An Angolan court on Wednesday freed 16 young activists, including popular rapper, Luaty Beirao, three months after they were jailed for allegedly plotting a rebellion against the country’s long-serving President Jose Eduardo dos Santos.
Most of them were arrested during a book club meeting where one of the books on the line-up was about non-violent resistance to repressive regimes.
The activists maintained throughout their trial that they were peaceful campaigners for the departure of dos Santos, who has been in power since 1979.
“Release warrants under house arrest were issued on behalf of 17 applicants effective from today [Wednesday],” the Supreme Court in Luanda said in a statement.
One of the accused remained in prison to serve a four-month sentence for a contempt of court offence imposed during the trial.
“They sentenced innocent people. Justice has been done. The struggle continues,” the activists chanted as they left prison late Wednesday.

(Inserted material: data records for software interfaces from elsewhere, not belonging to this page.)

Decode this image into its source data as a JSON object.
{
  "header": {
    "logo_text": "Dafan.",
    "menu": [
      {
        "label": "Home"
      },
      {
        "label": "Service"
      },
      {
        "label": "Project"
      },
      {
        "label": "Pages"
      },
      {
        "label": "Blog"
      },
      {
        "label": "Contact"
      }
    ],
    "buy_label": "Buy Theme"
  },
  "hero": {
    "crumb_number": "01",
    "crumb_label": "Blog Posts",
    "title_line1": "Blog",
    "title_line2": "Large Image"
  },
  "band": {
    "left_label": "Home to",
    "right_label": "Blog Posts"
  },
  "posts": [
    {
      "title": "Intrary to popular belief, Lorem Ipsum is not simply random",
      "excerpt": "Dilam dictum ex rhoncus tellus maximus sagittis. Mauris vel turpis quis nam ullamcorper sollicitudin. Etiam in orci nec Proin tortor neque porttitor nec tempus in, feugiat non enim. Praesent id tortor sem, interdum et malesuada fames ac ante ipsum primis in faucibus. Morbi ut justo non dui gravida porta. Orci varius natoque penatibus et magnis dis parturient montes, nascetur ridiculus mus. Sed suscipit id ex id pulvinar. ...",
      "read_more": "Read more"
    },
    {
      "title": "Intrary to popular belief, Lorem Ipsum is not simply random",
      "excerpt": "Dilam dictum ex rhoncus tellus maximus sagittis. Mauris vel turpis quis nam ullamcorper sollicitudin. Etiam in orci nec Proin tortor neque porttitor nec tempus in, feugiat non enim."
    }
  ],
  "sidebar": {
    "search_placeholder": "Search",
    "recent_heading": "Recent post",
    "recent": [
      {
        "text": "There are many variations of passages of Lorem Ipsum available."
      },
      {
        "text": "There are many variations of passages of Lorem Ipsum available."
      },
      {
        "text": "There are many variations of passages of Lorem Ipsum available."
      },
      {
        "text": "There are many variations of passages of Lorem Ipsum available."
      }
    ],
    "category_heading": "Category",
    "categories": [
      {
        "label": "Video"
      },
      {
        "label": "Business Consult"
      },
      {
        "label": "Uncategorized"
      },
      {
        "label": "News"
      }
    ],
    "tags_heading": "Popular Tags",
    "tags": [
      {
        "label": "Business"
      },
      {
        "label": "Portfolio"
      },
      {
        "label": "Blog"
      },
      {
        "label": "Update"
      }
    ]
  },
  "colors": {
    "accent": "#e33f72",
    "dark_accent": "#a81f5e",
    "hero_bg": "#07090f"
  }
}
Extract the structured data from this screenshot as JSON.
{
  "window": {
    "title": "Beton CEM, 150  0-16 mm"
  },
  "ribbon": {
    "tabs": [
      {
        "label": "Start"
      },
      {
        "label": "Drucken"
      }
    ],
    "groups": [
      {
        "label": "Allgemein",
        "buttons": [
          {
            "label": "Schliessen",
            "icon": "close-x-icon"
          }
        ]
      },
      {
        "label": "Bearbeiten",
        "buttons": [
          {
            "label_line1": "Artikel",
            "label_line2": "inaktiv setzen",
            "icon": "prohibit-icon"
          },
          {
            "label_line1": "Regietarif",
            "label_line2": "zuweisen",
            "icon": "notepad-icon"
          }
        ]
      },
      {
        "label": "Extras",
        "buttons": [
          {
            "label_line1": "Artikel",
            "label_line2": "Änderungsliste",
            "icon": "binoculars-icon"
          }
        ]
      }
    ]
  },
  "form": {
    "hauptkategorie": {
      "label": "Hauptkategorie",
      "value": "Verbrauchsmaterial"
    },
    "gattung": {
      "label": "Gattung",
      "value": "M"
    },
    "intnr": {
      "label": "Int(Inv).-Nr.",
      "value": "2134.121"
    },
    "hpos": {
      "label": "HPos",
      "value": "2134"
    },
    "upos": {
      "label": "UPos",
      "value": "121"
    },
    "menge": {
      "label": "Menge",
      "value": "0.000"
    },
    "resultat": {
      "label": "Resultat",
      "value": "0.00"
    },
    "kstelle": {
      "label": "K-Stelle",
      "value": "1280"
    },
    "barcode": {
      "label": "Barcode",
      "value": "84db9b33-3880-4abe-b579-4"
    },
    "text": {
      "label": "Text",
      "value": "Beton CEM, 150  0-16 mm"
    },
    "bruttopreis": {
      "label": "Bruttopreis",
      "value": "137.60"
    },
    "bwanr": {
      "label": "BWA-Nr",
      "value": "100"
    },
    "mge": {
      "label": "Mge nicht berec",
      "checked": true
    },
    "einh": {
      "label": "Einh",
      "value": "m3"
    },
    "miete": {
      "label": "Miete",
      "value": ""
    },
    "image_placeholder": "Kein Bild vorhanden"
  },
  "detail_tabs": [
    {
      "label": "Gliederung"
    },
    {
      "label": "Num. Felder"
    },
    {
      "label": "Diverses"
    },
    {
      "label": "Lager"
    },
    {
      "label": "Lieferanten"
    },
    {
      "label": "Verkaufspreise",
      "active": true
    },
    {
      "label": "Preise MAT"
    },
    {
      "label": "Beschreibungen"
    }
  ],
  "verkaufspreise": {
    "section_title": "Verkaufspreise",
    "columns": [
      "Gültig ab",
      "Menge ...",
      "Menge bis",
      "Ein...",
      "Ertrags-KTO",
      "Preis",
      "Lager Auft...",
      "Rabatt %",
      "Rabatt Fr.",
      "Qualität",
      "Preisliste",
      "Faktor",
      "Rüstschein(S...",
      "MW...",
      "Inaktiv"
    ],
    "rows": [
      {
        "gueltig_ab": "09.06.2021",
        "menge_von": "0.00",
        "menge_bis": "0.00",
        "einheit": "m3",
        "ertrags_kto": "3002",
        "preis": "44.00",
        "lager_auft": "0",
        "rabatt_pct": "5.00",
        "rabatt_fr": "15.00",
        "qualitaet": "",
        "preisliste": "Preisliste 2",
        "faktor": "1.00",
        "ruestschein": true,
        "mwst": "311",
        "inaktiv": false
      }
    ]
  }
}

The ruling overturns sentences ranging from two to eight years in prison, which were handed down at the end of a lengthy trial in March amid complaints about political repression.
Luaty Beirao, went on hunger strike for over a month last year to his detention.
Beirao, who holds dual Portuguese and Angolan nationality, has a loyal fan base in Portugal, Angola’s former colonial ruler.
As supporters waited for the activists to leave prison, defence lawyer Francisco Miguel Michel said he was “very happy”.
“Any court concerned with the application of justice would have ruled the same,” he said, insisting his clients are “committed no crime”.
Human Rights Watch researcher Zenaida Machado said the ruling was “long overdue”.
“The order should have been given immediately after the verdict in March… I am satisfied that the Supreme Court is upholding the law of the country,” she said.
The 17 had been charged with “preparatory acts of rebellion” and “criminal conspiracy”.
Earlier this month, rallies were held in several cities around the world to mark one year since their detention.
Prominent independent journalist and campaigner Rafael Marques said the group should never have been arrested.
“Their release was a political decision as a result of public pressure,” he added.
Rights groups say activists in Angola, Africa’s second-largest oil producer, are being increasingly targeted by the government.